“My teacher told this boy to pick ten people to be on a team for a special project,” the 15-year-old pouted. “I raised my hand, it was right in his face. He counted one, two, three and skipped right over me. The whole class was waiting for him to pick me. He didn’t even look at me.”
Said Elizabeth Arnethe, who teaches American Studies at Ridgefield High, “In my class, the girls talked about what a culture shock it is coming to Ridgefield. It helped the kids here to see somebody of another race as a human being. These girls had to work very hard to go beyond any stereotypes and I think they did it because they are very decent, very dignified young women who have tremendous moral fortitude.”
The girls are growing up fast as they deal with the unique pressures of the program.

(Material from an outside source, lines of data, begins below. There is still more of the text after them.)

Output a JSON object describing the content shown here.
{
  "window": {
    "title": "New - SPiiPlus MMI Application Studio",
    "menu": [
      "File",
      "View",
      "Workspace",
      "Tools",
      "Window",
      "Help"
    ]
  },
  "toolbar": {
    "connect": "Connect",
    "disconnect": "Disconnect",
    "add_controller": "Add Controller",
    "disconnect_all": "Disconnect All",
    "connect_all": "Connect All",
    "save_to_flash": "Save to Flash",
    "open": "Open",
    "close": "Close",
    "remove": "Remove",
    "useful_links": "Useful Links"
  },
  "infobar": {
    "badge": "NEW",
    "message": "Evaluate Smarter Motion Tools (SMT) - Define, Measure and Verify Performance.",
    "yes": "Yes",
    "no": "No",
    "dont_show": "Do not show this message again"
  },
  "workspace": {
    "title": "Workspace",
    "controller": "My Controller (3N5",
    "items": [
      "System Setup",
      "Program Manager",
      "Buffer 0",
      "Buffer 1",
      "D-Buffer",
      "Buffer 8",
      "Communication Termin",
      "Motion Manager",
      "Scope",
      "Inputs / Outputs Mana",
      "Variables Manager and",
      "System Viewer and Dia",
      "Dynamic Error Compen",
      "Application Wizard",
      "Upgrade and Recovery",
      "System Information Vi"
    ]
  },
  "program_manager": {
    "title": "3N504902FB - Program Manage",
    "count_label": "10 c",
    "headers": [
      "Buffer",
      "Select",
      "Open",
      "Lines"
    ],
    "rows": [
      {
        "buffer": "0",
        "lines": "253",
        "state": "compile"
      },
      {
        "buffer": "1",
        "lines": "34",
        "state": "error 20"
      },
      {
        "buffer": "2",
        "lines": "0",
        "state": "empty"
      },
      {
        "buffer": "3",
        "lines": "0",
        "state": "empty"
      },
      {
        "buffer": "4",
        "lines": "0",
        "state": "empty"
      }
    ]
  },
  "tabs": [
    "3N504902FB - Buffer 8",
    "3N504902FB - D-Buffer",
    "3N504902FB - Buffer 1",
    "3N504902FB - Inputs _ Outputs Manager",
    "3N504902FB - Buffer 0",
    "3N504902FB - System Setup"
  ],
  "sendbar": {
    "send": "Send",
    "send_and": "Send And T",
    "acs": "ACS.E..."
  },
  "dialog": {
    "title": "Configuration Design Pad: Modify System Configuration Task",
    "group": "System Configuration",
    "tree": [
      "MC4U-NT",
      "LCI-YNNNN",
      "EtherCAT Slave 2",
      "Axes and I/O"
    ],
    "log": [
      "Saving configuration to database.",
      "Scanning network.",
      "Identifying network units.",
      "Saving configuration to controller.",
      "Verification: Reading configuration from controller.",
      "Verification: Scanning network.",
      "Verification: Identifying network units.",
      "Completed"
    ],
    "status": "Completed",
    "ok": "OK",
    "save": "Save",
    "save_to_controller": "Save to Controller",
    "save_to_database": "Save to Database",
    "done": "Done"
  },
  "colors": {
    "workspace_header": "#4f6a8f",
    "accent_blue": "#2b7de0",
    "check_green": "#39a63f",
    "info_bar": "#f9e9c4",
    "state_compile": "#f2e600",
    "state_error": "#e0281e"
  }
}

At times, they are embarrassed by the board’s endless efforts to raise funds. Annual expenses total $70,000: including $35,000 mortgage, $8,000 food, $3,650 utilities, $7,000 cook’s salary. One anonymous donor gave $25,000 last year.
To drum up other support, the girls make occasional appearances before churches, businesses, parades, the Rotary and White Lions clubs. Their classmates donate money from school organizations. At least twice monthly, the girls’ picture appears in the town newspaper, with articles announcing yet another fund-raiser or the program’s financial woes.
“We feel like the UNICEF kids or something with our picture always in the newspaper begging for money,” said Santos. “Sometimes I get the feeling people think our families are starving and we take the money home to New York to feed them.”
Negron chimed in, “And I hate it when they say the ABC girls need this or that. I’m not an ABC girl, I’m Ana.”
On the other hand, said Shauna Daniel, a senior from Brooklyn, “I think we all communicate well because we have had so much practice presenting ourselves at fund-raisers and board meetings.”
The girls are grateful to the board members for the ABC opportunity, but annoyed with the amount of power it seems to exercise over their lives in Ridgefield. Their major complaint: They yearn to go home to the city to visit friends and family more than the four holidays that the board currently allows.
“They have it set in their minds that once we decided to come here, our lives in New York would completely drop. They think, ‘Connecticut is your home now,’” said Santos.
Robert Cox, a board member and former resident director at the ABC House, agreed: “One of the things that the girls have encountered from the board is the vague notion that they are being saved from the city.”
“The girls would like to spend time with their families. This is not a bad thing,” said Cox. “They are simply making an honest effort to do what any kid wants to do–sustain the most important relationships of their lives. It is important for us to support the girls in their efforts to do this.”
To fill in family affection that the girls are missing, each weekend locals volunteer as host families, sharing their home life with the girls.
“I am very close to my host family. There is not one second in my life where I ever thought they were prejudiced,” said Negron happily.
“My host mother does this because she thought it would be a good experience for her and her family,” she said. “She loves different cultures. She doesn’t treat me special, like an ABC girl. I clean dishes and everything. She treats me like her own daughter.”
©1991 Charlise Lyles
Charlise Lyles, a reporter with the Virginian Pilot and Ledger-Star, is researching the educational experiment, A Better Chance, Inc.